Chapel Hill author revisits his Cincinnati youth

Martin Terrell chose his own memories for his recent book, “Without a Compass” (Chapel Hill Press). His memoir recounts his growing up years in Cincinnati’s West End during the 1950s and 1960s.

“After my mother’s death in 1957, just before my 12th birthday, my four sisters and younger brother all lived on Gest Street with my stepfather,” he says. “In the backdrop of drugs and crime of the West End, I struggled to find a way out. Getting a college degree was my road to a way out. ‘Without a Compass’ shows how frightening, difficult and even ostracizing earning a college degree could be if you lived in my neighborhood in Cincinnati or on any other street like it in the country.”

Terrell says he initially kept the book from his sisters. “All younger than me, none had the type of relationship with their father that I had. However, I sent the book to the youngest of us because he as the youngest and I as the oldest could see our father from angles our sisters couldn’t.” Terrell’s mother died giving birth to her youngest son, Jerome. “He called me crying and said ‘I’ve learned more about Mama than I’ve ever known.’

“Other than my editor’s, the only real criticism was my wife’s,” he jokes. “She grew tired of watching the back of my head for two years while I kept looking at the monitor.”

Terrell, retired as a regional director of the United Negro College Fund, lives in Chapel Hill with his wife, Jeanette.

New title

“Enough! Thirty Stories of Fielding Life’s Little Curve Balls” (Literary Wanderlust) is a collection of short stories by Caroline Taylor. Written over a span of more than 10 years, “Enough!” showcases characters coping with the experiences that life throws at them, including an unexpected houseguest and her 6-year-old tornado of a son overstaying their welcome, constant wrong numbers and secrets best left hidden. Taylor, the author of three mysteries and a non-fiction book, lives in Pittsboro.

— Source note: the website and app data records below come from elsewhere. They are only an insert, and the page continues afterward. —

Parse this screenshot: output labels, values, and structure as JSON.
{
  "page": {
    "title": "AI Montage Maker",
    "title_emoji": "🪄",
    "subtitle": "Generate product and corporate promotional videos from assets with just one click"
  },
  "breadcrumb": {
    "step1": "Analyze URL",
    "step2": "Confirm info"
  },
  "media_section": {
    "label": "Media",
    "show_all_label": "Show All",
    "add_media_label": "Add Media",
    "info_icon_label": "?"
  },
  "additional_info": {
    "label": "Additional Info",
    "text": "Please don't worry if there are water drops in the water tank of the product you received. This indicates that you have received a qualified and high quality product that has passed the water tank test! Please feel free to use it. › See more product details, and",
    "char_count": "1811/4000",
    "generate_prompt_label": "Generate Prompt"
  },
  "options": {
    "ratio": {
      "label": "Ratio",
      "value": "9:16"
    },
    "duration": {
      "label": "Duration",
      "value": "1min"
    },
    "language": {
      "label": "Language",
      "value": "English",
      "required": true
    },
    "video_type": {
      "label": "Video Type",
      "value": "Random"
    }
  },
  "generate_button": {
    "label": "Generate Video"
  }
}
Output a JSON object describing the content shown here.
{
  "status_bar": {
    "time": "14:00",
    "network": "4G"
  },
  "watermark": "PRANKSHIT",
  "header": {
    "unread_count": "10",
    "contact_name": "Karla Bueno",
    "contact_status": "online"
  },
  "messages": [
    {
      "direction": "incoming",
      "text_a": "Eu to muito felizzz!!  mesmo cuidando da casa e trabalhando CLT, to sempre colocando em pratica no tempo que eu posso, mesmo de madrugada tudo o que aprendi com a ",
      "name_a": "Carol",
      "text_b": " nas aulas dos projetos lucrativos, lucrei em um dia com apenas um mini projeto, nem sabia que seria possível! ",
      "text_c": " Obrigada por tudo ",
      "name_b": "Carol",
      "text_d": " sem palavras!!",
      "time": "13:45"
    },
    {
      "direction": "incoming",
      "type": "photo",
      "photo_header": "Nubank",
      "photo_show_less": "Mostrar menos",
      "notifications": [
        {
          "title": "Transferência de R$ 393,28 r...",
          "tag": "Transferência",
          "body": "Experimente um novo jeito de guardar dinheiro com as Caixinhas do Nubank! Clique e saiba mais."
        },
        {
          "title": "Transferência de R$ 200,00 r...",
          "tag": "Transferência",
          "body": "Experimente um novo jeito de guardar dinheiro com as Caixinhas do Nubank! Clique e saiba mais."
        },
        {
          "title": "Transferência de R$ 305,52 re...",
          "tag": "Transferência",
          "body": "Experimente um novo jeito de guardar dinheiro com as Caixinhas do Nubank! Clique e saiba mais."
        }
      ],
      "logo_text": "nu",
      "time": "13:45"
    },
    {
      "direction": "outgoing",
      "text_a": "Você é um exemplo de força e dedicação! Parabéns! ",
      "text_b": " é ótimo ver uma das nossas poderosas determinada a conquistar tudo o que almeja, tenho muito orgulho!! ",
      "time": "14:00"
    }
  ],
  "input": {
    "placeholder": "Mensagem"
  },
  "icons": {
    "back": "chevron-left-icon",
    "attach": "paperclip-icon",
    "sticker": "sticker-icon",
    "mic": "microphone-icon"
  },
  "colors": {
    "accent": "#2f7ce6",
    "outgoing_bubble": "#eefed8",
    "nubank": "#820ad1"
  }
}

Sylvia Freeman of Durham has won the 2018 Randall Jarrell Poetry Competition for her poem “Burnt Offerings.” Freeman will receive $200 and publication in storySouth. Said judge Lauren Mosely: “The author of ‘Burnt Offerings’ makes the reader experience the poem: I felt the flames in my hair, the ‘shards of shattered glass’ at my feet, and the relief of ‘holy water.’ ”

Durham writer Mur Lafferty is a finalist for the Hugo Awards presented by the World Science Fiction Society. Lafferty is nominated in three categories, including Best Novel for “Six Wakes” (Orbit Books). “Six Wakes” is a locked-room mystery set in space, where six clones awake on their spaceship to find the murdered bodies of their older selves.

For writers

The North Carolina Writers’ Network is accepting applications for the inaugural Sally Buckner Emerging Writers’ Fellowship. The annual $500 award will support an emerging writer, aged 21 to 35, whose work shows promise of excellence and of commitment to a literary career. Each year, the fellowship will go to a writer working primarily in a designated genre. The 2019 Buckner Fellowship will support an emerging poet. For information, visit

Triangle-area authors: We want to hear about your new book. Send information to As space permits, we will mention self-published books by local authors that are for sale on commercial sites.